▶ **What to do**
The entries that follow should come back exactly, with no pictures among them.

[Items from a data source]
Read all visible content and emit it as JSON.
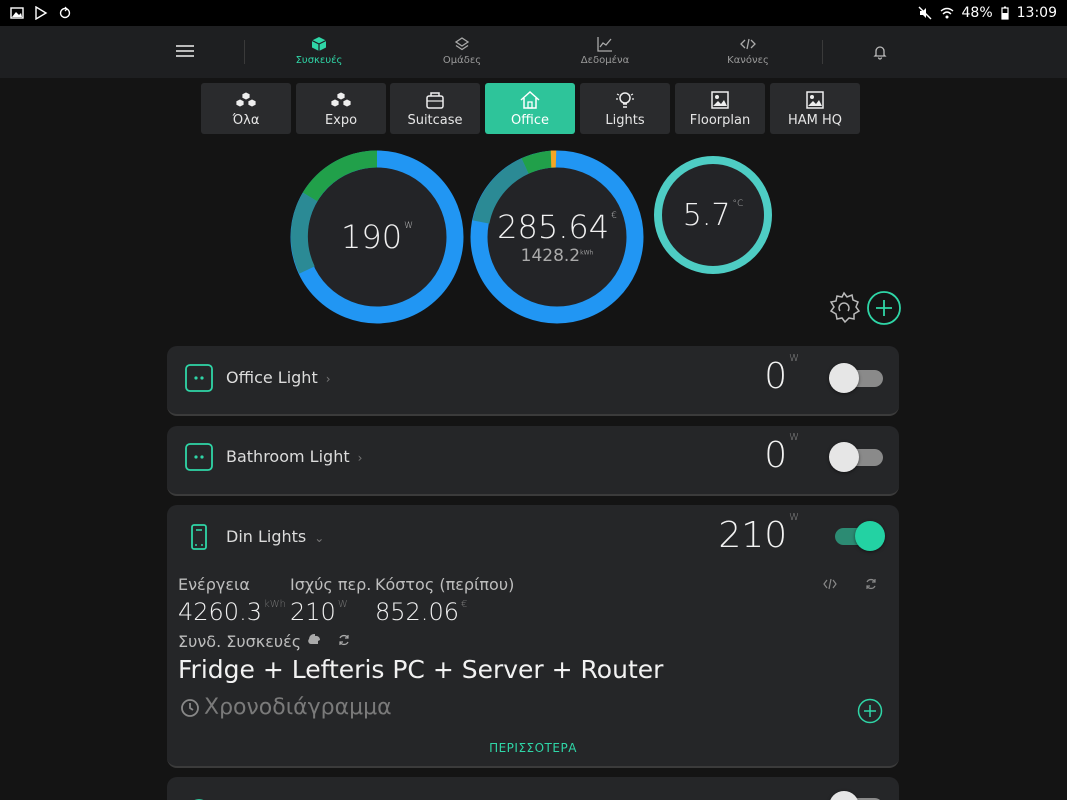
{
  "status_bar": {
    "battery": "48%",
    "time": "13:09"
  },
  "nav": {
    "tabs": [
      {
        "label": "Συσκευές",
        "active": true
      },
      {
        "label": "Ομάδες"
      },
      {
        "label": "Δεδομένα"
      },
      {
        "label": "Κανόνες"
      }
    ]
  },
  "groups": [
    {
      "label": "Όλα",
      "icon": "cubes-icon"
    },
    {
      "label": "Expo",
      "icon": "cubes-icon"
    },
    {
      "label": "Suitcase",
      "icon": "suitcase-icon"
    },
    {
      "label": "Office",
      "icon": "home-icon",
      "active": true
    },
    {
      "label": "Lights",
      "icon": "bulb-icon"
    },
    {
      "label": "Floorplan",
      "icon": "image-icon"
    },
    {
      "label": "HAM HQ",
      "icon": "image-icon"
    }
  ],
  "gauges": {
    "power": {
      "value": "190",
      "unit": "W"
    },
    "cost": {
      "value": "285.64",
      "unit": "€",
      "energy": "1428.2",
      "energy_unit": "kWh"
    },
    "temperature": {
      "value": "5.7",
      "unit": "°C"
    }
  },
  "devices": [
    {
      "name": "Office Light",
      "power": "0",
      "unit": "W",
      "on": false
    },
    {
      "name": "Bathroom Light",
      "power": "0",
      "unit": "W",
      "on": false
    },
    {
      "name": "Din Lights",
      "power": "210",
      "unit": "W",
      "on": true,
      "stats": {
        "energy_label": "Ενέργεια",
        "energy_value": "4260.3",
        "energy_unit": "kWh",
        "avg_power_label": "Ισχύς περ.",
        "avg_power_value": "210",
        "avg_power_unit": "W",
        "cost_label": "Κόστος (περίπου)",
        "cost_value": "852.06",
        "cost_unit": "€"
      },
      "linked_label": "Συνδ. Συσκευές",
      "linked_devices": "Fridge + Lefteris PC + Server + Router",
      "schedule_label": "Χρονοδιάγραμμα",
      "more_label": "ΠΕΡΙΣΣΟΤΕΡΑ"
    }
  ],
  "colors": {
    "accent": "#2fd6a7",
    "blue": "#2196f3",
    "green": "#21a04a",
    "teal": "#2b8a95",
    "temp": "#4ecdc4"
  }
}
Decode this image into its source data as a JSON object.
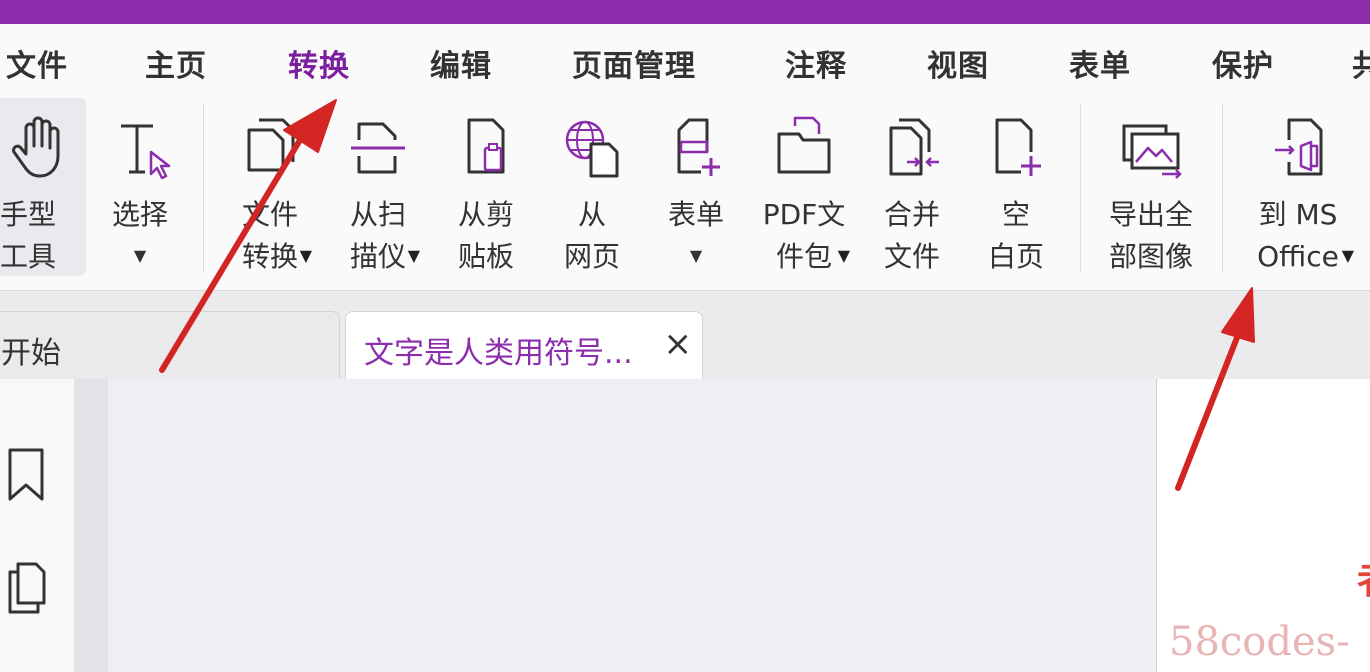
{
  "menu": {
    "items": [
      "文件",
      "主页",
      "转换",
      "编辑",
      "页面管理",
      "注释",
      "视图",
      "表单",
      "保护",
      "共"
    ],
    "active_index": 2
  },
  "ribbon": {
    "hand_tool": "手型\n工具",
    "select": "选择",
    "file_convert": "文件\n转换",
    "from_scanner": "从扫\n描仪",
    "from_clipboard": "从剪\n贴板",
    "from_webpage": "从\n网页",
    "form": "表单",
    "pdf_portfolio": "PDF文\n件包",
    "merge_files": "合并\n文件",
    "blank_page": "空\n白页",
    "export_images": "导出全\n部图像",
    "to_ms_office": "到 MS\nOffice"
  },
  "tabs": {
    "start": "开始",
    "document": "文字是人类用符号...",
    "close_glyph": "×"
  },
  "document": {
    "visible_char": "者"
  },
  "watermark": "58codes-",
  "colors": {
    "accent": "#8b2dac",
    "arrow": "#d42525"
  },
  "icons": [
    "hand-icon",
    "text-cursor-icon",
    "file-convert-icon",
    "scanner-icon",
    "clipboard-icon",
    "globe-page-icon",
    "form-icon",
    "portfolio-icon",
    "merge-icon",
    "blank-page-icon",
    "image-export-icon",
    "office-icon",
    "bookmark-icon",
    "pages-icon",
    "close-icon"
  ]
}
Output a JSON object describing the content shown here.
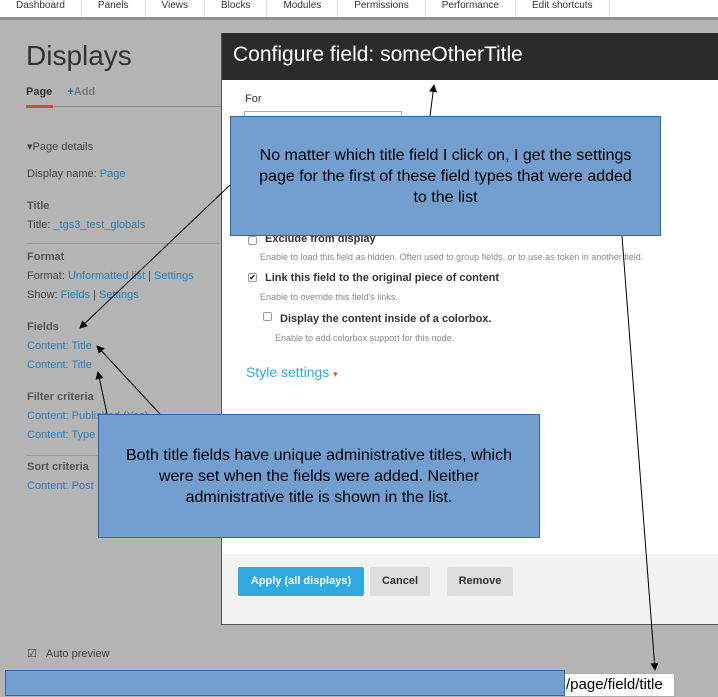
{
  "topnav": [
    "Dashboard",
    "Panels",
    "Views",
    "Blocks",
    "Modules",
    "Permissions",
    "Performance",
    "Edit shortcuts"
  ],
  "page": {
    "title": "Displays",
    "tab_page": "Page",
    "tab_add": "Add"
  },
  "sidebar": {
    "page_details": "Page details",
    "display_name_label": "Display name:",
    "display_name_value": "Page",
    "title_heading": "Title",
    "title_label": "Title:",
    "title_value": "_tgs3_test_globals",
    "format_heading": "Format",
    "format_label": "Format:",
    "format_value": "Unformatted list",
    "format_settings": "Settings",
    "show_label": "Show:",
    "show_value": "Fields",
    "show_settings": "Settings",
    "fields_heading": "Fields",
    "fields": [
      "Content: Title",
      "Content: Title"
    ],
    "filter_heading": "Filter criteria",
    "filters": [
      "Content: Published (Yes)",
      "Content: Type"
    ],
    "sort_heading": "Sort criteria",
    "sorts": [
      "Content: Post"
    ],
    "auto_preview": "Auto preview"
  },
  "modal": {
    "title": "Configure field: someOtherTitle",
    "for_label": "For",
    "exclude_label": "Exclude from display",
    "exclude_desc": "Enable to load this field as hidden. Often used to group fields, or to use as token in another field.",
    "link_label": "Link this field to the original piece of content",
    "link_desc": "Enable to override this field's links.",
    "colorbox_label": "Display the content inside of a colorbox.",
    "colorbox_desc": "Enable to add colorbox support for this node.",
    "style_settings": "Style settings",
    "apply": "Apply (all displays)",
    "cancel": "Cancel",
    "remove": "Remove"
  },
  "annotations": {
    "callout_top": "No matter which title field I click on, I get the settings page for the first of these field types that were added to the list",
    "callout_bottom": "Both title fields have unique administrative titles, which were set when the fields were added. Neither administrative title is shown in the list.",
    "url_tail": "/page/field/title"
  },
  "colors": {
    "accent": "#2fa9e0",
    "callout": "#729fcf",
    "header": "#2b2b2b"
  }
}
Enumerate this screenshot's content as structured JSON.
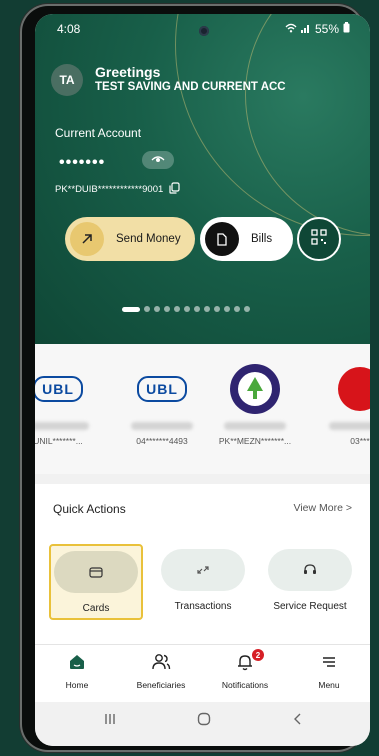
{
  "status_bar": {
    "time": "4:08",
    "battery": "55%"
  },
  "header": {
    "avatar_initials": "TA",
    "greeting": "Greetings",
    "account_name": "TEST SAVING AND CURRENT ACC"
  },
  "account": {
    "type_label": "Current Account",
    "masked_balance": "•••••••",
    "account_number": "PK**DUIB************9001"
  },
  "actions": {
    "send_money": "Send Money",
    "bills": "Bills"
  },
  "carousel": {
    "total_pages": 12,
    "active_index": 0
  },
  "beneficiaries": [
    {
      "bank": "UBL",
      "account": "UNIL*******..."
    },
    {
      "bank": "UBL",
      "account": "04*******4493"
    },
    {
      "bank": "MEEZAN BANK",
      "account": "PK**MEZN*******..."
    },
    {
      "bank": "",
      "account": "03***"
    }
  ],
  "quick_actions": {
    "title": "Quick Actions",
    "view_more": "View More >",
    "items": [
      {
        "label": "Cards",
        "icon": "card-icon",
        "active": true
      },
      {
        "label": "Transactions",
        "icon": "transfer-icon",
        "active": false
      },
      {
        "label": "Service Request",
        "icon": "headset-icon",
        "active": false
      }
    ]
  },
  "bottom_nav": [
    {
      "label": "Home",
      "icon": "home-icon"
    },
    {
      "label": "Beneficiaries",
      "icon": "users-icon"
    },
    {
      "label": "Notifications",
      "icon": "bell-icon",
      "badge": "2"
    },
    {
      "label": "Menu",
      "icon": "menu-icon"
    }
  ],
  "colors": {
    "brand_green": "#185f49",
    "accent_gold": "#f2dfa6",
    "badge_red": "#d61f26"
  }
}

▶ **Exercise result**
Read all visible content and emit it as JSON.
{
  "status_bar": {
    "battery": "48%",
    "time": "13:09"
  },
  "nav": {
    "tabs": [
      {
        "label": "Συσκευές",
        "active": true
      },
      {
        "label": "Ομάδες"
      },
      {
        "label": "Δεδομένα"
      },
      {
        "label": "Κανόνες"
      }
    ]
  },
  "groups": [
    {
      "label": "Όλα",
      "icon": "cubes-icon"
    },
    {
      "label": "Expo",
      "icon": "cubes-icon"
    },
    {
      "label": "Suitcase",
      "icon": "suitcase-icon"
    },
    {
      "label": "Office",
      "icon": "home-icon",
      "active": true
    },
    {
      "label": "Lights",
      "icon": "bulb-icon"
    },
    {
      "label": "Floorplan",
      "icon": "image-icon"
    },
    {
      "label": "HAM HQ",
      "icon": "image-icon"
    }
  ],
  "gauges": {
    "power": {
      "value": "190",
      "unit": "W"
    },
    "cost": {
      "value": "285.64",
      "unit": "€",
      "energy": "1428.2",
      "energy_unit": "kWh"
    },
    "temperature": {
      "value": "5.7",
      "unit": "°C"
    }
  },
  "devices": [
    {
      "name": "Office Light",
      "power": "0",
      "unit": "W",
      "on": false
    },
    {
      "name": "Bathroom Light",
      "power": "0",
      "unit": "W",
      "on": false
    },
    {
      "name": "Din Lights",
      "power": "210",
      "unit": "W",
      "on": true,
      "stats": {
        "energy_label": "Ενέργεια",
        "energy_value": "4260.3",
        "energy_unit": "kWh",
        "avg_power_label": "Ισχύς περ.",
        "avg_power_value": "210",
        "avg_power_unit": "W",
        "cost_label": "Κόστος (περίπου)",
        "cost_value": "852.06",
        "cost_unit": "€"
      },
      "linked_label": "Συνδ. Συσκευές",
      "linked_devices": "Fridge + Lefteris PC + Server + Router",
      "schedule_label": "Χρονοδιάγραμμα",
      "more_label": "ΠΕΡΙΣΣΟΤΕΡΑ"
    }
  ],
  "colors": {
    "accent": "#2fd6a7",
    "blue": "#2196f3",
    "green": "#21a04a",
    "teal": "#2b8a95",
    "temp": "#4ecdc4"
  }
}
Decode this image into its source data as a JSON object.
{
  "menu": {
    "items": [
      "文件",
      "主页",
      "转换",
      "编辑",
      "页面管理",
      "注释",
      "视图",
      "表单",
      "保护",
      "共"
    ],
    "active_index": 2
  },
  "ribbon": {
    "hand_tool": "手型\n工具",
    "select": "选择",
    "file_convert": "文件\n转换",
    "from_scanner": "从扫\n描仪",
    "from_clipboard": "从剪\n贴板",
    "from_webpage": "从\n网页",
    "form": "表单",
    "pdf_portfolio": "PDF文\n件包",
    "merge_files": "合并\n文件",
    "blank_page": "空\n白页",
    "export_images": "导出全\n部图像",
    "to_ms_office": "到 MS\nOffice"
  },
  "tabs": {
    "start": "开始",
    "document": "文字是人类用符号...",
    "close_glyph": "×"
  },
  "document": {
    "visible_char": "者"
  },
  "watermark": "58codes-",
  "colors": {
    "accent": "#8b2dac",
    "arrow": "#d42525"
  },
  "icons": [
    "hand-icon",
    "text-cursor-icon",
    "file-convert-icon",
    "scanner-icon",
    "clipboard-icon",
    "globe-page-icon",
    "form-icon",
    "portfolio-icon",
    "merge-icon",
    "blank-page-icon",
    "image-export-icon",
    "office-icon",
    "bookmark-icon",
    "pages-icon",
    "close-icon"
  ]
}
Output a JSON object describing the content shown here.
{
  "topnav": [
    "Dashboard",
    "Panels",
    "Views",
    "Blocks",
    "Modules",
    "Permissions",
    "Performance",
    "Edit shortcuts"
  ],
  "page": {
    "title": "Displays",
    "tab_page": "Page",
    "tab_add": "Add"
  },
  "sidebar": {
    "page_details": "Page details",
    "display_name_label": "Display name:",
    "display_name_value": "Page",
    "title_heading": "Title",
    "title_label": "Title:",
    "title_value": "_tgs3_test_globals",
    "format_heading": "Format",
    "format_label": "Format:",
    "format_value": "Unformatted list",
    "format_settings": "Settings",
    "show_label": "Show:",
    "show_value": "Fields",
    "show_settings": "Settings",
    "fields_heading": "Fields",
    "fields": [
      "Content: Title",
      "Content: Title"
    ],
    "filter_heading": "Filter criteria",
    "filters": [
      "Content: Published (Yes)",
      "Content: Type"
    ],
    "sort_heading": "Sort criteria",
    "sorts": [
      "Content: Post"
    ],
    "auto_preview": "Auto preview"
  },
  "modal": {
    "title": "Configure field: someOtherTitle",
    "for_label": "For",
    "exclude_label": "Exclude from display",
    "exclude_desc": "Enable to load this field as hidden. Often used to group fields, or to use as token in another field.",
    "link_label": "Link this field to the original piece of content",
    "link_desc": "Enable to override this field's links.",
    "colorbox_label": "Display the content inside of a colorbox.",
    "colorbox_desc": "Enable to add colorbox support for this node.",
    "style_settings": "Style settings",
    "apply": "Apply (all displays)",
    "cancel": "Cancel",
    "remove": "Remove"
  },
  "annotations": {
    "callout_top": "No matter which title field I click on, I get the settings page for the first of these field types that were added to the list",
    "callout_bottom": "Both title fields have unique administrative titles, which were set when the fields were added. Neither administrative title is shown in the list.",
    "url_tail": "/page/field/title"
  },
  "colors": {
    "accent": "#2fa9e0",
    "callout": "#729fcf",
    "header": "#2b2b2b"
  }
}
Enumerate this screenshot's content as structured JSON.
{
  "status_bar": {
    "time": "4:08",
    "battery": "55%"
  },
  "header": {
    "avatar_initials": "TA",
    "greeting": "Greetings",
    "account_name": "TEST SAVING AND CURRENT ACC"
  },
  "account": {
    "type_label": "Current Account",
    "masked_balance": "•••••••",
    "account_number": "PK**DUIB************9001"
  },
  "actions": {
    "send_money": "Send Money",
    "bills": "Bills"
  },
  "carousel": {
    "total_pages": 12,
    "active_index": 0
  },
  "beneficiaries": [
    {
      "bank": "UBL",
      "account": "UNIL*******..."
    },
    {
      "bank": "UBL",
      "account": "04*******4493"
    },
    {
      "bank": "MEEZAN BANK",
      "account": "PK**MEZN*******..."
    },
    {
      "bank": "",
      "account": "03***"
    }
  ],
  "quick_actions": {
    "title": "Quick Actions",
    "view_more": "View More >",
    "items": [
      {
        "label": "Cards",
        "icon": "card-icon",
        "active": true
      },
      {
        "label": "Transactions",
        "icon": "transfer-icon",
        "active": false
      },
      {
        "label": "Service Request",
        "icon": "headset-icon",
        "active": false
      }
    ]
  },
  "bottom_nav": [
    {
      "label": "Home",
      "icon": "home-icon"
    },
    {
      "label": "Beneficiaries",
      "icon": "users-icon"
    },
    {
      "label": "Notifications",
      "icon": "bell-icon",
      "badge": "2"
    },
    {
      "label": "Menu",
      "icon": "menu-icon"
    }
  ],
  "colors": {
    "brand_green": "#185f49",
    "accent_gold": "#f2dfa6",
    "badge_red": "#d61f26"
  }
}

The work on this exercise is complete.